ingle sign-on (SSO) is a very hot topic. Businesses in every industry are eager to integrate legacy systems into newer applications, and SSO can alleviate the headaches users experience when trying to manage a long list of user names and passwords for various systems. Enter the Java Authentication and Authorization Service (JAAS).
As I wrote in a DevX 10-Minute Solution, "JAAS Security in Action": JAAS “is a flexible, standardized API that supports runtime pluggability of security modules.” If you are unfamiliar with JAAS, I recommend reading that article and reviewing the downloadable code before continuing, as this article assumes an understanding of JAAS. It takes the next logical step from a security architecture standpoint: integrating your J2EE security model to provide SSO across multiple subsystems by leveraging your existing LDAP directory server, database server, or any other enterprise security system.
Before going any further, let's clarify how this article uses the term "domain": It refers to security domains (LDAP, database, etc.) and not Web domains. If you are interested in using JAAS to share authentication information between multiple Web applications, read the article "Implement Single Sign-on with JAAS" written by James Tao in October of 2002. Additionally, if you are interested in Web applications that exist across firewalls and participate in some sort of Web service exchange, read the joint Web Single Sign-On Identify specifications that Microsoft and Sun recently published.
Securing the Enterprise
Single sign-on allows users to enter security credentials once (typically by logging into a workstation or a Web application) and have those credentials propagated to each local and network application the user accesses during his or her session. Local applications exchange authentication information directly, while remote network applications exchange authentication information across the network via encrypted security tokens.

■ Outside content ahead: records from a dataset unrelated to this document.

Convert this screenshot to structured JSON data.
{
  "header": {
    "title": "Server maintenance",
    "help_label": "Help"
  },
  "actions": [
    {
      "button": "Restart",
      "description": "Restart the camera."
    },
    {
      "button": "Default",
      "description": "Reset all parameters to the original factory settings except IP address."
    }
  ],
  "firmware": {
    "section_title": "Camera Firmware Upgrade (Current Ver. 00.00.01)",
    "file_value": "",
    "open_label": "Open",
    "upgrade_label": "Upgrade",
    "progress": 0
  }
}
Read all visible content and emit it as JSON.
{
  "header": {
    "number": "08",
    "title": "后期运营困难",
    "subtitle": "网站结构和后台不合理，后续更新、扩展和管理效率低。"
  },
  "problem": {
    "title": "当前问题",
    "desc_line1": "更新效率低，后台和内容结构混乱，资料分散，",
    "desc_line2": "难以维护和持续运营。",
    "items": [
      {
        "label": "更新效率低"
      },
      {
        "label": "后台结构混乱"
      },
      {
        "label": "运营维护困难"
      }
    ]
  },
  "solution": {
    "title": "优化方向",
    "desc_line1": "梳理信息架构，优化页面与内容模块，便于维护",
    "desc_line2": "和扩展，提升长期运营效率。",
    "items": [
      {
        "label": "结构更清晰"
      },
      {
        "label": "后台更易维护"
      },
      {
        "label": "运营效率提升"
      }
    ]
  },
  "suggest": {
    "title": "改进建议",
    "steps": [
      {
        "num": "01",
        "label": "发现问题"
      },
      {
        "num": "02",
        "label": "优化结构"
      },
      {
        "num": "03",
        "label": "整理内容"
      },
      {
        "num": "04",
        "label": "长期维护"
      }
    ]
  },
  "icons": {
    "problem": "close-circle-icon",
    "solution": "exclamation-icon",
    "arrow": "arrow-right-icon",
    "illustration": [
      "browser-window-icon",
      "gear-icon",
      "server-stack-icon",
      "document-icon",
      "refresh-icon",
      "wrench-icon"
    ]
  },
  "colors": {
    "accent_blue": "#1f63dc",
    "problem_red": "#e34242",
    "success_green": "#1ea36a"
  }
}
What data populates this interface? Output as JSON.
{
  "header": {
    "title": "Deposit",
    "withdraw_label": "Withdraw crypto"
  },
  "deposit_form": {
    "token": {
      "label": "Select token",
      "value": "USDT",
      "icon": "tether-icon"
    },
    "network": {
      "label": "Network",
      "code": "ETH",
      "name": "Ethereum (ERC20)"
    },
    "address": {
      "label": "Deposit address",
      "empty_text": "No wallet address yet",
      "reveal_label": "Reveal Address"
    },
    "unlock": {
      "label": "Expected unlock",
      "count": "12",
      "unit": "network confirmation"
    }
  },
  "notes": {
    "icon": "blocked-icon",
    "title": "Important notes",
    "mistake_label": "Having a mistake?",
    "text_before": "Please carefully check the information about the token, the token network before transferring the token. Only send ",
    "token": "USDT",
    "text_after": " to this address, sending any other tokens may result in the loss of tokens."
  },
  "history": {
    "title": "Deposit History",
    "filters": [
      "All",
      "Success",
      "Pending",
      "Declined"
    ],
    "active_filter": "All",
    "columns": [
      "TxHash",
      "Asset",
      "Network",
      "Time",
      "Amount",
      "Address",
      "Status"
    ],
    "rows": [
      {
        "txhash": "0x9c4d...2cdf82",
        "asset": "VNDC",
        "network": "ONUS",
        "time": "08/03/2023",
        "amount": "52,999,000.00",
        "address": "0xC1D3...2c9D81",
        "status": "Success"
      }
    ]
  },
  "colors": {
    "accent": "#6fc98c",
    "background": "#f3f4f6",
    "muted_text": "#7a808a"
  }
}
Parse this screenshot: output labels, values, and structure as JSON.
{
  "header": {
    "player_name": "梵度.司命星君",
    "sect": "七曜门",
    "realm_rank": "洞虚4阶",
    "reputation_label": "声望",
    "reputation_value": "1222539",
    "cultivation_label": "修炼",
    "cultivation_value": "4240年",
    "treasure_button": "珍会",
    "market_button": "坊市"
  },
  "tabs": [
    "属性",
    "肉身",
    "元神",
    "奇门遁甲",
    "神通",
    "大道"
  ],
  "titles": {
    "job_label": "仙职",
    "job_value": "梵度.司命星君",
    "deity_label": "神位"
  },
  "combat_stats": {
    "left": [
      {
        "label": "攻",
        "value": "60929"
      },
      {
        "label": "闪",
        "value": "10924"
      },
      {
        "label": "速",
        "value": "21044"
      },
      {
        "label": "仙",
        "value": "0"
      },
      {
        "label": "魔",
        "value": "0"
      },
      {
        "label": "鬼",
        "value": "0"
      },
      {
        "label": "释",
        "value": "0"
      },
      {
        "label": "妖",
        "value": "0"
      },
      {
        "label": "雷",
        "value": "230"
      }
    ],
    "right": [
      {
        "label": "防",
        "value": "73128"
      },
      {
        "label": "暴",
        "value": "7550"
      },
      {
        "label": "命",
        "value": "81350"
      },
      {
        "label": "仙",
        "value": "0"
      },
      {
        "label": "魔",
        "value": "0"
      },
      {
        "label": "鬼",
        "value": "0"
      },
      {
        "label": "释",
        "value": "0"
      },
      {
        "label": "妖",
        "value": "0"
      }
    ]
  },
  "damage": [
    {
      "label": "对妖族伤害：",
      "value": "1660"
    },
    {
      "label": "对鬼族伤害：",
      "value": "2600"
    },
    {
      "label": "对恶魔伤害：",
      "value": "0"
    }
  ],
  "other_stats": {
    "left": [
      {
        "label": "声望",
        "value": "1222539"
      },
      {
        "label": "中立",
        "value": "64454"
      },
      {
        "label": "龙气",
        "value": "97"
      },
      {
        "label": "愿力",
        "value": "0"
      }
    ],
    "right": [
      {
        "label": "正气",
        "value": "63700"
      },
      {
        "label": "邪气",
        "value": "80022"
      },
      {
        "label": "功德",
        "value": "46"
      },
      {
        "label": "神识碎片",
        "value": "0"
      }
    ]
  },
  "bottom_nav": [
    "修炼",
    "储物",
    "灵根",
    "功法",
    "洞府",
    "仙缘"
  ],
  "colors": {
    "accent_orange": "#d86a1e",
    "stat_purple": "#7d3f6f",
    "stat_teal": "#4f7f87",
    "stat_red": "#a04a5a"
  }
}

Regardless of whether the deployment scenario is local, across a network, or a combination of the two, the security challenges are the same: sharing credentials between domains, correctly interpreting the credentials once received, and managing different sets of privileges across these domains (e.g., a user could be a manager within one system, a power user in another system, and a normal user in a third).
Finally, the heterogeneous nature of most enterprise systems creates some unique challenges for SSO security architectures. Each application within the enterprise could be comprised of different technologies, operate on different platforms, access disparate data sources, and except slightly different authentication credentials for the same principal (user). In spite of these overwhelming obstacles, JAAS combined with LDAP provides a solid framework for designing and implementing a robust SSO enterprise security framework.